Creating a new way of thinking about a social challenge or promoting an innovative approach takes time to germinate. That development time is called "field-building." The Annie E. Casey Foundation nurtured its Center for Working Families (CWF) model through trial, error and partnerships while intentionally moving this “one-stop shopping” idea forward and encouraging a national approach to take shape, now known as the Working Families Success Network. That creation of a new philanthropic field, in all its iterations, is the subject of this report. 

November 15, 2013

In This Report, You’ll Learn

  1. 1

    What “field-building” means in the philanthropic world.

  2. 2

    How Casey’s Center for Working Families got its start.

  3. 3

    Which major partners joined the “one-stop shopping” movement.

  4. 4

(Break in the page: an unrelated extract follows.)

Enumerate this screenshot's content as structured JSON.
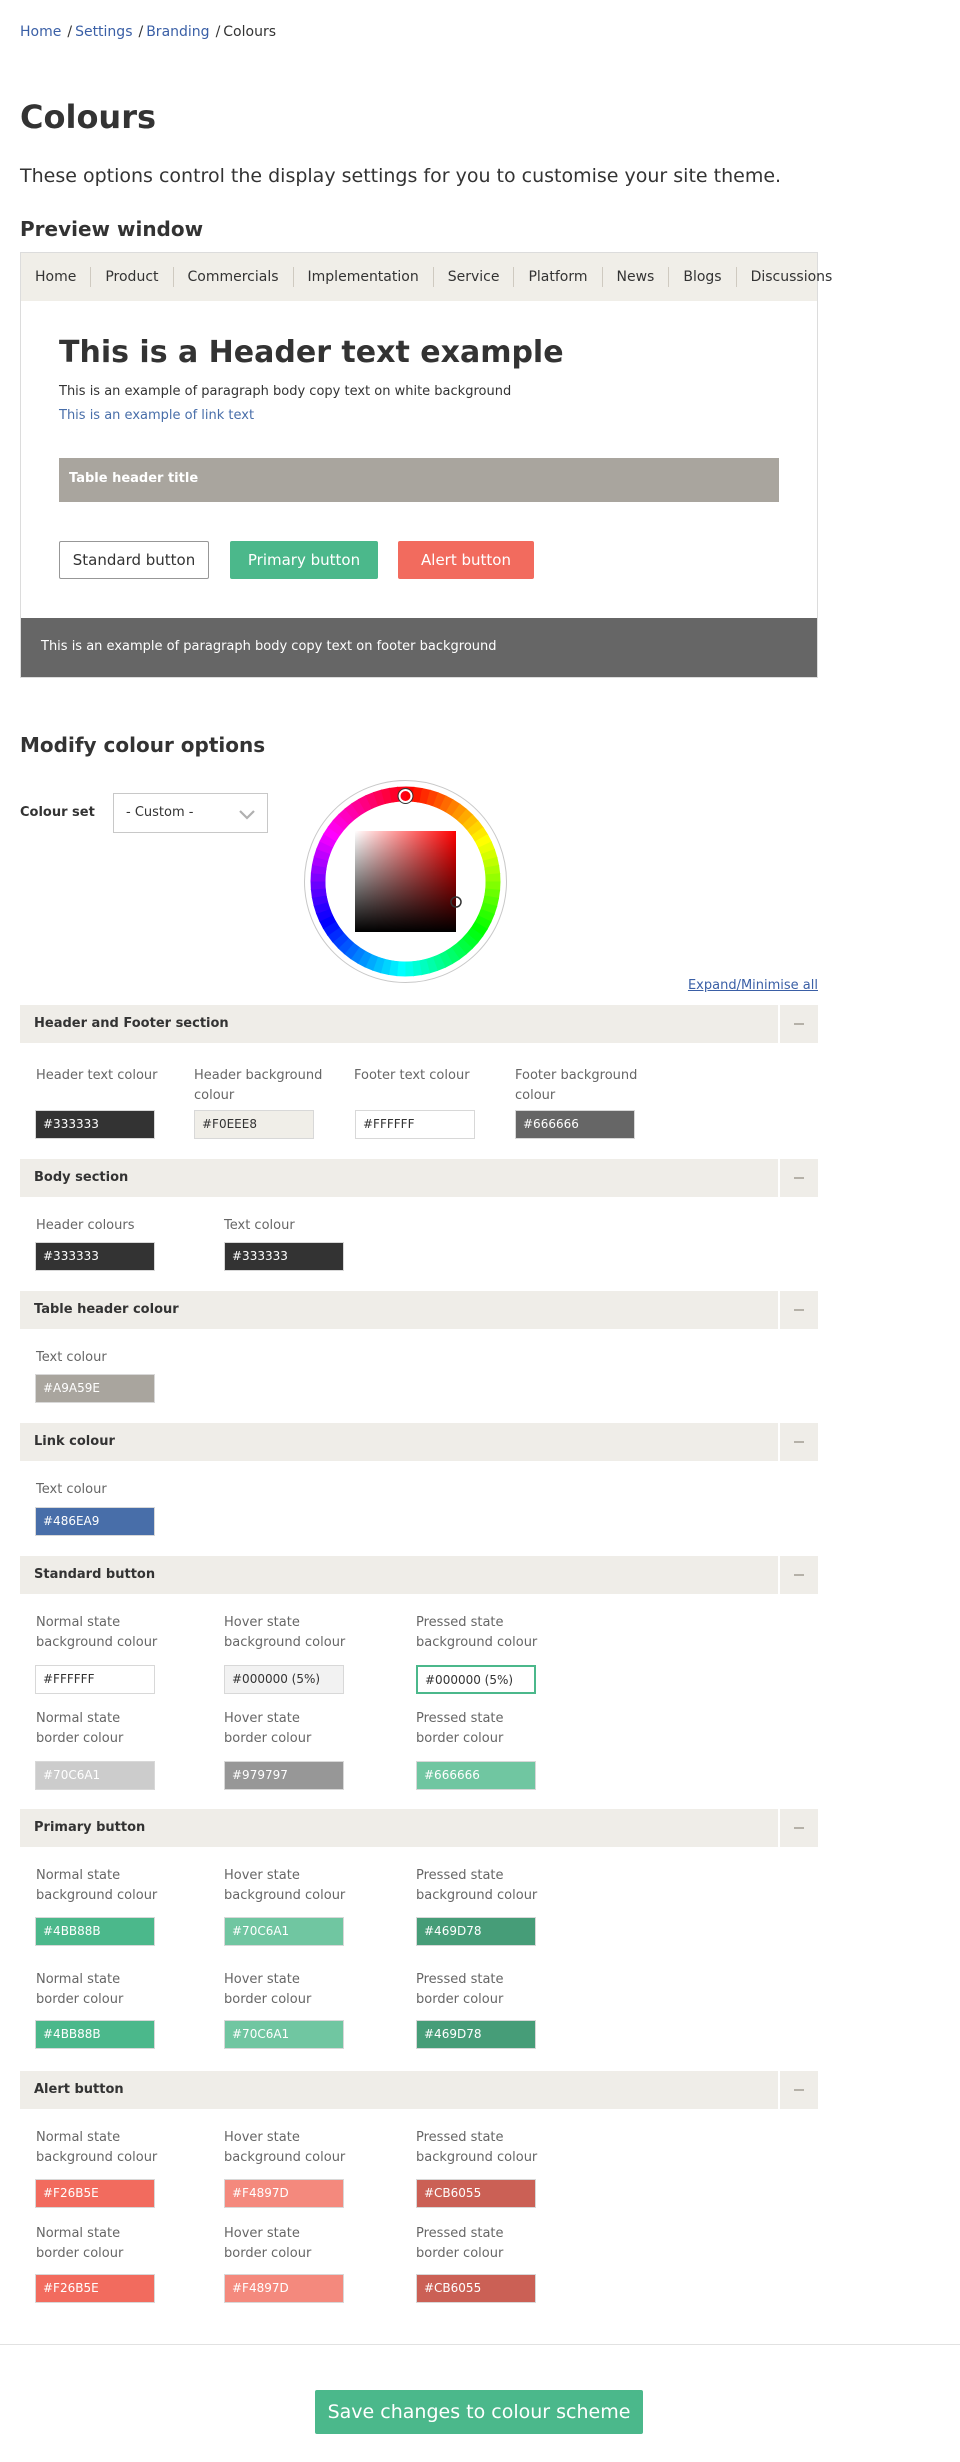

    Why national branding was necessary.

  1. 5

    Lessons learned from the Working Families Success Network.

Key Takeaway

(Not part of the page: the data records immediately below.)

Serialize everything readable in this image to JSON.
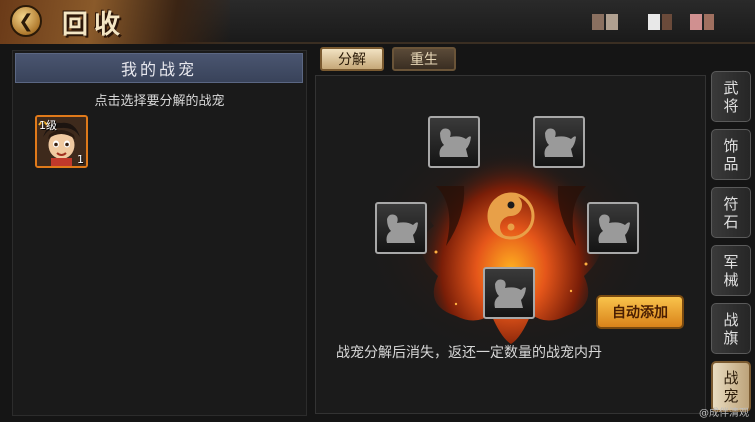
{
  "header": {
    "title": "回收",
    "back_icon": "back-arrow-icon",
    "obscured_colors": [
      "#8a7060",
      "#b0a090",
      "#e8e8e8",
      "#6a4a3a",
      "#d09090",
      "#a07060"
    ]
  },
  "left_panel": {
    "title": "我的战宠",
    "hint": "点击选择要分解的战宠",
    "pet": {
      "level": "1级",
      "count": "1"
    }
  },
  "tabs": [
    {
      "label": "分解",
      "active": true
    },
    {
      "label": "重生",
      "active": false
    }
  ],
  "center": {
    "slot_icon": "pet-silhouette-icon",
    "emblem_icon": "yin-yang-icon",
    "auto_add_label": "自动添加",
    "description": "战宠分解后消失，返还一定数量的战宠内丹"
  },
  "side_tabs": [
    {
      "label": "武将",
      "active": false
    },
    {
      "label": "饰品",
      "active": false
    },
    {
      "label": "符石",
      "active": false
    },
    {
      "label": "军械",
      "active": false
    },
    {
      "label": "战旗",
      "active": false
    },
    {
      "label": "战宠",
      "active": true
    }
  ],
  "watermark": "@成伴清观",
  "colors": {
    "accent": "#e07a1a",
    "button": "#f0a830",
    "flame": "#d2420f"
  }
}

Field-building takes timing, partners, strategies and more

Field-building, the role of creating a new approach or strategy, is dependent on a number of important factors, including timing within a larger societal and policy context, and recognizing that philanthropic strategies have life cycles. Field-building requires a new way of thinking within the nonprofit community. It relies on assembling networks of partners, funders and supporters. In addition, it must focus on changing how systems operate. Having these factors work together over an extended period is a major challenge, but it’s the basic requirement for building a field.

Findings & Stats

Statements & Quotations